The Grameen Bank, together with its founder Muhammad Yunus, won the 2006 Nobel Peace for pioneering the use of microcredit, the extension of small loans to benefit poor entrepreneurs.
WHAT IS IT: The Grameen Bank hands out microcredit, or very small loans, to the poverty-stricken people who do not qualify for loans from conventional banks. No collateral is needed and repayment is based on an honour system.
HOW DID IT START: In 1974, Yunus, then an economics professor recently returned from the United States, lent a total of $27 to 42 villagers who made bamboo furniture.

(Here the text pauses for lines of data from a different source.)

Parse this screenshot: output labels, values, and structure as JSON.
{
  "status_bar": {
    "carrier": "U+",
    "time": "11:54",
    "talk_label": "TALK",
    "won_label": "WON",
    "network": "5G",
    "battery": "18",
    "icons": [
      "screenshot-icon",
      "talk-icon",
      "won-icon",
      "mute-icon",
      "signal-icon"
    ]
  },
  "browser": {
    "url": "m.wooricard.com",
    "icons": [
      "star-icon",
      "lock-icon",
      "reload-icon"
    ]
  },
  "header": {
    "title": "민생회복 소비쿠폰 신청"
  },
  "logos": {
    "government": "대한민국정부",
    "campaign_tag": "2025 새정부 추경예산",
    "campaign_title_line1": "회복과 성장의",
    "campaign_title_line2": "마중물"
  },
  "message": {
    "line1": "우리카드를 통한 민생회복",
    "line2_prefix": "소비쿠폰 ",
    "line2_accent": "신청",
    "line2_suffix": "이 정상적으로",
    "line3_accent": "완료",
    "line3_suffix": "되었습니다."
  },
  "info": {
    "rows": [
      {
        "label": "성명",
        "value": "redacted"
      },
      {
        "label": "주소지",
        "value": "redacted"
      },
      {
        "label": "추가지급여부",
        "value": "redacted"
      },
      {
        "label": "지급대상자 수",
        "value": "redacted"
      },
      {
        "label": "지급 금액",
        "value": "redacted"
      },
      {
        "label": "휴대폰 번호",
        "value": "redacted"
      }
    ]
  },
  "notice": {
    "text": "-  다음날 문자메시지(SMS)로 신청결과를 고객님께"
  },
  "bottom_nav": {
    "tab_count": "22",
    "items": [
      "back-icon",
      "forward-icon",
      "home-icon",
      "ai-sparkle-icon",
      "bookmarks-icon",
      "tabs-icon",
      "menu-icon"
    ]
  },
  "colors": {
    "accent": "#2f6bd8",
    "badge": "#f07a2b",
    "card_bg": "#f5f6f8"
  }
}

The loans, which were all paid back, allowed them to cut out the middlemen and purchase their own raw materials.
Emboldened by his experiment, Yunus won government approval in 1983 to open Grameen, Bengali for "rural."
WHY DO IT: Microcredit proponents believe these small loans are an effective means of alleviating poverty and stimulate the economy from the bottom up.
WHO QUALIFIES: Anyone can qualify, but they must belong to a five-member group.
Once the first two members begin to pay back their loans, the others can get theirs.
While there is no group responsibility for returning the loans, the bank believes it creates a sense of social responsibility, ensuring all members pay pack their loans.
DOES IT WORK: Grameen claims a 99 per cent repayment rate. According to a recent Grameen survey, 58 per cent of the families of Grameen borrowers have crossed the poverty line.
WHO OWNS THE BANK: The government of Bangladesh owns 6 per cent of the bank while the borrowers own the other 94 per cent.
WHAT ARE THE NUMBERS: The bank has handed out $ 5.72 billion (euro4.56 billion) since its inception to 6.61 million people and been repaid $ 5.07 billion (euro4.04).
Women account for 97 per cent of the loan takers. Grameen Bank has 2,226 branches, works in 71,371 villages and has a total staff of 18,795.
WHAT THE CRITICS SAY: Critics are skeptical about the 99 per cent repayment figure and charge that the system leads to the borrower becoming dependent on the loans.
Yunus has also been criticised for the level of interest rates that climb as high as 20 per cent for loans to businesses that generate income.